They punted the ball.

The local Tea Party did not bother to consider candidates in races with an open seat, nor did they give any consideration to candidates who are actually running to unseat those who voted in favor of the infamous tax hike.

Talking to the Observer on the condition of anonymity, one irate council candidate said: “They wasted our time and, in my eyes, have lost all credibility.”

Maybe not all credibility, but this was quite a blow to the group’s ability to eff ectively participate in shaping local policy.  They have, unfortunately, made it much harder to take them seriously.

It’s easy to see why some candidates are upset. During the process of vetting, the Tea Party requested that everyone running for offi ce fill out a 13 page survey which included all sorts of totally irrelevant questions about federal funding for NASA, the founding fathers, Cap and Trade legislation and a National ID card. What was the point of all this vetting if so little thought went into their eventual endorsements?

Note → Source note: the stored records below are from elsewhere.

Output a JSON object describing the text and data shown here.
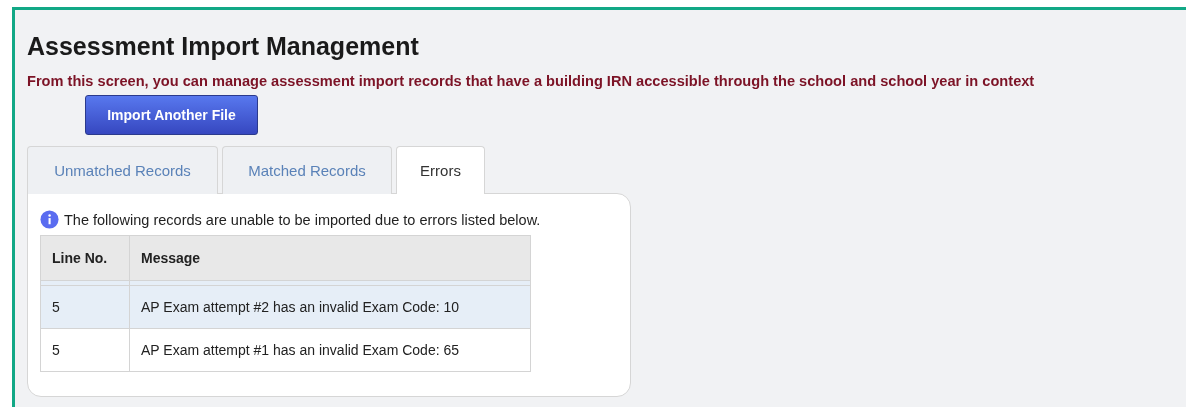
{
  "page": {
    "title": "Assessment Import Management",
    "description": "From this screen, you can manage assessment import records that have a building IRN accessible through the school and school year in context"
  },
  "import_button": {
    "label": "Import Another File"
  },
  "tabs": [
    {
      "label": "Unmatched Records",
      "selected": false
    },
    {
      "label": "Matched Records",
      "selected": false
    },
    {
      "label": "Errors",
      "selected": true
    }
  ],
  "notice": "The following records are unable to be imported due to errors listed below.",
  "table": {
    "columns": [
      "Line No.",
      "Message"
    ],
    "rows": [
      {
        "cells": [
          "5",
          "AP Exam attempt #2 has an invalid Exam Code: 10"
        ],
        "selected": true
      },
      {
        "cells": [
          "5",
          "AP Exam attempt #1 has an invalid Exam Code: 65"
        ],
        "selected": false
      }
    ]
  }
}
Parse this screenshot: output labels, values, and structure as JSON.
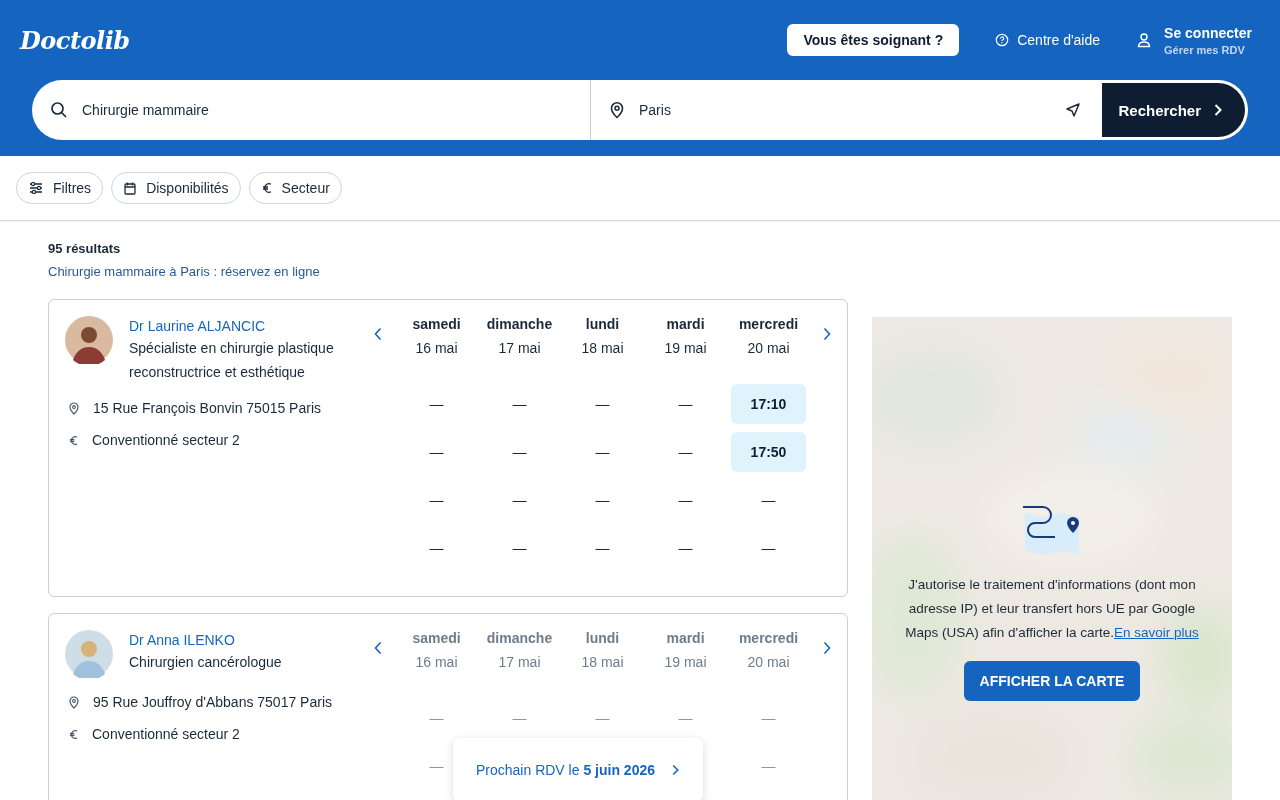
{
  "header": {
    "logo": "Doctolib",
    "pro_button": "Vous êtes soignant ?",
    "help_link": "Centre d'aide",
    "login": {
      "title": "Se connecter",
      "subtitle": "Gérer mes RDV"
    }
  },
  "search": {
    "query": "Chirurgie mammaire",
    "location": "Paris",
    "button": "Rechercher"
  },
  "filters": [
    {
      "kind": "sliders",
      "label": "Filtres"
    },
    {
      "kind": "calendar",
      "label": "Disponibilités"
    },
    {
      "kind": "euro",
      "label": "Secteur"
    }
  ],
  "results": {
    "count": "95 résultats",
    "subtitle": "Chirurgie mammaire à Paris : réservez en ligne"
  },
  "doctors": [
    {
      "name": "Dr Laurine ALJANCIC",
      "specialty": "Spécialiste en chirurgie plastique reconstructrice et esthétique",
      "address": "15 Rue François Bonvin 75015 Paris",
      "sector": "Conventionné secteur 2",
      "faded": false,
      "days": [
        {
          "day": "samedi",
          "date": "16 mai"
        },
        {
          "day": "dimanche",
          "date": "17 mai"
        },
        {
          "day": "lundi",
          "date": "18 mai"
        },
        {
          "day": "mardi",
          "date": "19 mai"
        },
        {
          "day": "mercredi",
          "date": "20 mai"
        }
      ],
      "slots": [
        [
          {
            "kind": "none",
            "text": "—"
          },
          {
            "kind": "none",
            "text": "—"
          },
          {
            "kind": "none",
            "text": "—"
          },
          {
            "kind": "none",
            "text": "—"
          },
          {
            "kind": "time",
            "text": "17:10"
          }
        ],
        [
          {
            "kind": "none",
            "text": "—"
          },
          {
            "kind": "none",
            "text": "—"
          },
          {
            "kind": "none",
            "text": "—"
          },
          {
            "kind": "none",
            "text": "—"
          },
          {
            "kind": "time",
            "text": "17:50"
          }
        ],
        [
          {
            "kind": "none",
            "text": "—"
          },
          {
            "kind": "none",
            "text": "—"
          },
          {
            "kind": "none",
            "text": "—"
          },
          {
            "kind": "none",
            "text": "—"
          },
          {
            "kind": "none",
            "text": "—"
          }
        ],
        [
          {
            "kind": "none",
            "text": "—"
          },
          {
            "kind": "none",
            "text": "—"
          },
          {
            "kind": "none",
            "text": "—"
          },
          {
            "kind": "none",
            "text": "—"
          },
          {
            "kind": "none",
            "text": "—"
          }
        ]
      ]
    },
    {
      "name": "Dr Anna ILENKO",
      "specialty": "Chirurgien cancérologue",
      "address": "95 Rue Jouffroy d'Abbans 75017 Paris",
      "sector": "Conventionné secteur 2",
      "faded": true,
      "days": [
        {
          "day": "samedi",
          "date": "16 mai"
        },
        {
          "day": "dimanche",
          "date": "17 mai"
        },
        {
          "day": "lundi",
          "date": "18 mai"
        },
        {
          "day": "mardi",
          "date": "19 mai"
        },
        {
          "day": "mercredi",
          "date": "20 mai"
        }
      ],
      "slots": [
        [
          {
            "kind": "none",
            "text": "—"
          },
          {
            "kind": "none",
            "text": "—"
          },
          {
            "kind": "none",
            "text": "—"
          },
          {
            "kind": "none",
            "text": "—"
          },
          {
            "kind": "none",
            "text": "—"
          }
        ],
        [
          {
            "kind": "none",
            "text": "—"
          },
          {
            "kind": "hidden"
          },
          {
            "kind": "hidden"
          },
          {
            "kind": "hidden"
          },
          {
            "kind": "none",
            "text": "—"
          }
        ]
      ],
      "next_appointment": "Prochain RDV le **5 juin 2026**"
    }
  ],
  "map": {
    "consent": "J'autorise le traitement d'informations (dont mon adresse IP) et leur transfert hors UE par Google Maps (USA) afin d'afficher la carte.",
    "link": "En savoir plus",
    "button": "AFFICHER LA CARTE"
  }
}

In fact, when it was quickly brought to the attention of the Tea Party leaders that Councilman Ray Holt had voted in favor of last year’s budget which included a property tax hike, after having voted against the hike itself, the group publicly retracted their endorsement of Holt’s re-election.  Retracting an endorsement because of “new” information is one thing, but Holt’s voting record was public and well known.

Worse than botching the Holt endorsement is the fact that only incumbents were supported.

“I think the First Coast Tea Party and its leaders are highly principled and want to do what’s right,” said Group 5 council candidate Robin Lumb. “They don’t think politically - which is a good thing - and a lot of this is new to them. Maybe they’ll do things differently next time.”

Had the Tea Party actually gone through the process of endorsing in the races for an open seat, Lumb would clearly have deserved the group’s support.

“I was disappointed when [they] chose only to endorse incumbent City Council members. Conservative voters have come to trust the First Coast Tea Party and were looking for their guidance in all the City Council races,” Lumb concluded. “ The Tea Party lost an opportunity that could have re-shaped City Council and that’s unfortunate.”

1 Responses »

  1. In local elections a candidates view on local issues is of primary importance.

    However State and Federal elected officials many times got started at the local level. For this reason alone, I do not think it completely unreasonable to want to know their fundamental thinking about national issues and social policy. You then balance that with local issues to determine if you even want to give them a start.